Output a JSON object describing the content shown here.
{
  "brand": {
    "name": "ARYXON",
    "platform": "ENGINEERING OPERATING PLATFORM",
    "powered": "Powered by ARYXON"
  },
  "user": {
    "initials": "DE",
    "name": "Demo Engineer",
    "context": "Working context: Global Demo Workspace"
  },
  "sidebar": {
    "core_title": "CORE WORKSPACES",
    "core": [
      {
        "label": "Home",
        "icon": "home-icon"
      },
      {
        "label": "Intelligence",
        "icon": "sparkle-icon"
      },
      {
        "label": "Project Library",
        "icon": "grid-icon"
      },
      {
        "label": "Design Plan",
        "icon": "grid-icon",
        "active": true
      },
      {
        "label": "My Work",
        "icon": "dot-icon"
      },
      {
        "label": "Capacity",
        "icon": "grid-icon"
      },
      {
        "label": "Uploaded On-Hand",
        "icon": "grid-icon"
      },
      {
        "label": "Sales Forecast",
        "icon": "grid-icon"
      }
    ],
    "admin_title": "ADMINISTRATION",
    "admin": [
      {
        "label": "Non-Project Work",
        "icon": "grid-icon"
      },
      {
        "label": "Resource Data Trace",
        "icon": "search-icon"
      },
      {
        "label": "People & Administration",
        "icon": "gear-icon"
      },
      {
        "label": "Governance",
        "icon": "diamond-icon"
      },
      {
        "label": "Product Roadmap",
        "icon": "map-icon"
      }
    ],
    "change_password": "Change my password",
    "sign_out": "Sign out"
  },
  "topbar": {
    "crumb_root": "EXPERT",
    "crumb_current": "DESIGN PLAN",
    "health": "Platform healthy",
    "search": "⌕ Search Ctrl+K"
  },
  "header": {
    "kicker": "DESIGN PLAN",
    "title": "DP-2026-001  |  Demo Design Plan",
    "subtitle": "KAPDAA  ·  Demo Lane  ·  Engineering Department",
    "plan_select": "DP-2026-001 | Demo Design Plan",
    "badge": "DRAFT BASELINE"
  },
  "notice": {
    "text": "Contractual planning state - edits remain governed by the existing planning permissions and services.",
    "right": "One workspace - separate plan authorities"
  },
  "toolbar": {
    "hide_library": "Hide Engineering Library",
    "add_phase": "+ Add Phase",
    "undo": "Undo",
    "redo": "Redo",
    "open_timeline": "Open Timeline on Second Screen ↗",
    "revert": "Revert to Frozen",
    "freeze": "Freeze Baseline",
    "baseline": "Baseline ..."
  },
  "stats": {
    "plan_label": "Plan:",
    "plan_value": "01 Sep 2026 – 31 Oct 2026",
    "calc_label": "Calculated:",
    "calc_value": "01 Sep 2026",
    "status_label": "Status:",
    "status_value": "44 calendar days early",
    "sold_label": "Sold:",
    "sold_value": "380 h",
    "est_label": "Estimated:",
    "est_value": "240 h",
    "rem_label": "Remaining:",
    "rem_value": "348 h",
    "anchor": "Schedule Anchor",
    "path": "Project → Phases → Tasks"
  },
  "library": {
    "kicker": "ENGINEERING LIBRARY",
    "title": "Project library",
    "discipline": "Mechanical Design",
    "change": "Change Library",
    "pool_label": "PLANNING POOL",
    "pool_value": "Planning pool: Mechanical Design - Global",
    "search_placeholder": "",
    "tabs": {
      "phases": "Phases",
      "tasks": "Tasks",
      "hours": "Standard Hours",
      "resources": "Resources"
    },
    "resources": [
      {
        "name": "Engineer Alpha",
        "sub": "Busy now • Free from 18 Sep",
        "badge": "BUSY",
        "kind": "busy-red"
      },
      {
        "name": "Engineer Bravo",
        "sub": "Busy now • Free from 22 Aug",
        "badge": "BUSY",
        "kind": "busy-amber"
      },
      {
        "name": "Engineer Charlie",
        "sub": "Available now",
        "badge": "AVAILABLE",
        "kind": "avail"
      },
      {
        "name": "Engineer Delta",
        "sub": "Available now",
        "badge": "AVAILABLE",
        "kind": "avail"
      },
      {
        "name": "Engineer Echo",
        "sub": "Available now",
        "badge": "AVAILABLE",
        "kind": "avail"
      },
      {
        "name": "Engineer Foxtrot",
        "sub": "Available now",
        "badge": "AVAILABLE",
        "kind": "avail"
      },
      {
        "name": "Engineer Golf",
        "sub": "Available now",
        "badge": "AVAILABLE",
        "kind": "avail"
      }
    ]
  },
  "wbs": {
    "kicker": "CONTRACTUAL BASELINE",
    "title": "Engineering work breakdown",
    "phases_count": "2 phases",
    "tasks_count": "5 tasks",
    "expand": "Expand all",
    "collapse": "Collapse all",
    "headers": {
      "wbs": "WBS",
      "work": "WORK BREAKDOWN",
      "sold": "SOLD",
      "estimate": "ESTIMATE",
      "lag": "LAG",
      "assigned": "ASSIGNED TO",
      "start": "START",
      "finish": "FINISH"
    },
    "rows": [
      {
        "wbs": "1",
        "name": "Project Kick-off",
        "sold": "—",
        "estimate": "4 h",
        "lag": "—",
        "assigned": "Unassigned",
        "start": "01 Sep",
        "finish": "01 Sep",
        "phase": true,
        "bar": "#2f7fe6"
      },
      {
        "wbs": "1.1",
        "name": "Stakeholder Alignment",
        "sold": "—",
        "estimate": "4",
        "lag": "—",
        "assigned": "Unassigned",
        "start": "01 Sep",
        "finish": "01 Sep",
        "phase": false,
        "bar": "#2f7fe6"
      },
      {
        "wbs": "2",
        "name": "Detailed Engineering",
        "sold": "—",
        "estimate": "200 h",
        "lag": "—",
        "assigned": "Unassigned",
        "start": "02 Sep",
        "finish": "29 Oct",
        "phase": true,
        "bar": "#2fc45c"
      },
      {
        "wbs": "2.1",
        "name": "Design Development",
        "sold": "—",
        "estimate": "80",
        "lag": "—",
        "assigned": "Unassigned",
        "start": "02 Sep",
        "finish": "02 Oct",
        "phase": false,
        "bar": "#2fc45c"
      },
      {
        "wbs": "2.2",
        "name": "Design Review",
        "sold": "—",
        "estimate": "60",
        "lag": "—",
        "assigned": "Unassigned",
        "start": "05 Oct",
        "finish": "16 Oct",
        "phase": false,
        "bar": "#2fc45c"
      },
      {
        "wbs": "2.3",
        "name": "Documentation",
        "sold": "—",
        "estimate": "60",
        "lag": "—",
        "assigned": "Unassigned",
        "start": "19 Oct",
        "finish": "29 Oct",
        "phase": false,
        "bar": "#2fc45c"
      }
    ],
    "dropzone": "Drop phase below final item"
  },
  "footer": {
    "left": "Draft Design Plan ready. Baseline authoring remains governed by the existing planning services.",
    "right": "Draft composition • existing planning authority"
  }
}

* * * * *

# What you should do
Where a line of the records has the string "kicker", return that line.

# Solution for this problem
    "kicker": "DESIGN PLAN",
    "kicker": "ENGINEERING LIBRARY",
    "kicker": "CONTRACTUAL BASELINE",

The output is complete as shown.